The island of Kolguyev. Photo: Thomas Nilsen

The reindeer island that disappeared

Following mass deaths of animals, the once powerful cooperative managing the reindeer flocks in the island of Kolguyev shuts down.
May 15, 2017

The new thing is fishing and collection of herbs, says Albert Ardeev, leader of the Kolguyev raindeer cooperative. In addition, locals can harvest sea weed, he says in a press release published on the regional government website.

The island of Kolguyev.

The reindeer cooperative was once a thriving society with thousands of animals. Then it all collapsed.

In the period from 2012 to 2015, the number of animals on Kolguyev plummeted from more than 12,000 to less than 200

According to chief veterinarian Aleksandr Antonov, there were in 2015 only 153 animals left on the island. The mass death is the result partly of mismanagement, partly of changing weather conditions, regional authorities say.

Albert Ardeev confirms that the Kolguev cooperative now will engage in «fishing of haddock, navaga, flounder, herring and cod» and that an agreement will be made with the local oil company about catch deliveries to the oil workers.

«This is a mutually favorable deal, we will have the possibility to get stable sales of raw materials and the oilmen will get fresh fish […]».

ADVERTISEMENT

Nenets regional authorities will help the company restructure, the government website informs.

The reindeer herds in Kolguyev over several years experienced an uncontrolled growth in the number of animals resulting in major pressure on already over-exploited pasture lands. The maximum number of reindeer in Kolguyev should be no more than 5,000, regional authorities say. 

About 400 people live on Kolguyev, of which about 250 work in the local oil industry. The 3,500 square kilometer big island is located in the Pechora Sea, north of the Nenets Okrug.

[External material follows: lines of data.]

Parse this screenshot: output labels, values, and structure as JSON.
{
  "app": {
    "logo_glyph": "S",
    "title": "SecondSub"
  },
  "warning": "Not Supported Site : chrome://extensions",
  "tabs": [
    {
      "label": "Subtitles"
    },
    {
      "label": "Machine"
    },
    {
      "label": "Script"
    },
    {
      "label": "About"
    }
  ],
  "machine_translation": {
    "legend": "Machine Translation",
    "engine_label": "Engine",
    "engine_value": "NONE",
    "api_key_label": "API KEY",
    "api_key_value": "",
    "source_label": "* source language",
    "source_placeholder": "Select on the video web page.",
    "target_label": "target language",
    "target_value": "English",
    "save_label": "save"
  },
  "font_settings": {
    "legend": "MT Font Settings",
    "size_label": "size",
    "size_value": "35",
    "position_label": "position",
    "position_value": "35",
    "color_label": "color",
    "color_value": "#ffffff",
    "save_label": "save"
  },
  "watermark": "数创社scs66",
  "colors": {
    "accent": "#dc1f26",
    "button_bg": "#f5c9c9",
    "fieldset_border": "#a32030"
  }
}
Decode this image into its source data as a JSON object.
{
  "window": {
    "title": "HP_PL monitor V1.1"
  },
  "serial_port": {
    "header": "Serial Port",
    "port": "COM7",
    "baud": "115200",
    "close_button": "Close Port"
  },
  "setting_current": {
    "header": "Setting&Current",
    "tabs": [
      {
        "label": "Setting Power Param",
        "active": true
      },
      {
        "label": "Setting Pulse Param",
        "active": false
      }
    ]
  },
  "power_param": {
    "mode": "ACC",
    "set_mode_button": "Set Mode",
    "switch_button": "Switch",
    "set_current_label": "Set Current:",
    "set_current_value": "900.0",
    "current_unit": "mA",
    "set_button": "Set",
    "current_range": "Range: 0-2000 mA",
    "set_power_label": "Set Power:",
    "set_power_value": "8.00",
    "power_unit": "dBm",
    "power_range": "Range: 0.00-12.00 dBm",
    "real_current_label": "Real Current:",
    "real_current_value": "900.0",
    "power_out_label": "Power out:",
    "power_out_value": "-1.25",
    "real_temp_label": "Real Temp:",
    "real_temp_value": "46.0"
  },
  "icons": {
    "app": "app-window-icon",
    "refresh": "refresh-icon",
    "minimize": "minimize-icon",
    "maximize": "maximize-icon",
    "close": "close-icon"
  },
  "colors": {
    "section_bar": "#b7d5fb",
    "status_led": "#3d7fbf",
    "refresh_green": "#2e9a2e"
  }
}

Two other reindeer herding communities remain in the area. They keep their flocks in the western side of the islands and reportedly have between 250-500 animals.

 

ADVERTISEMENT

Sections
Arctic

Advertisement

ADVERTISEMENT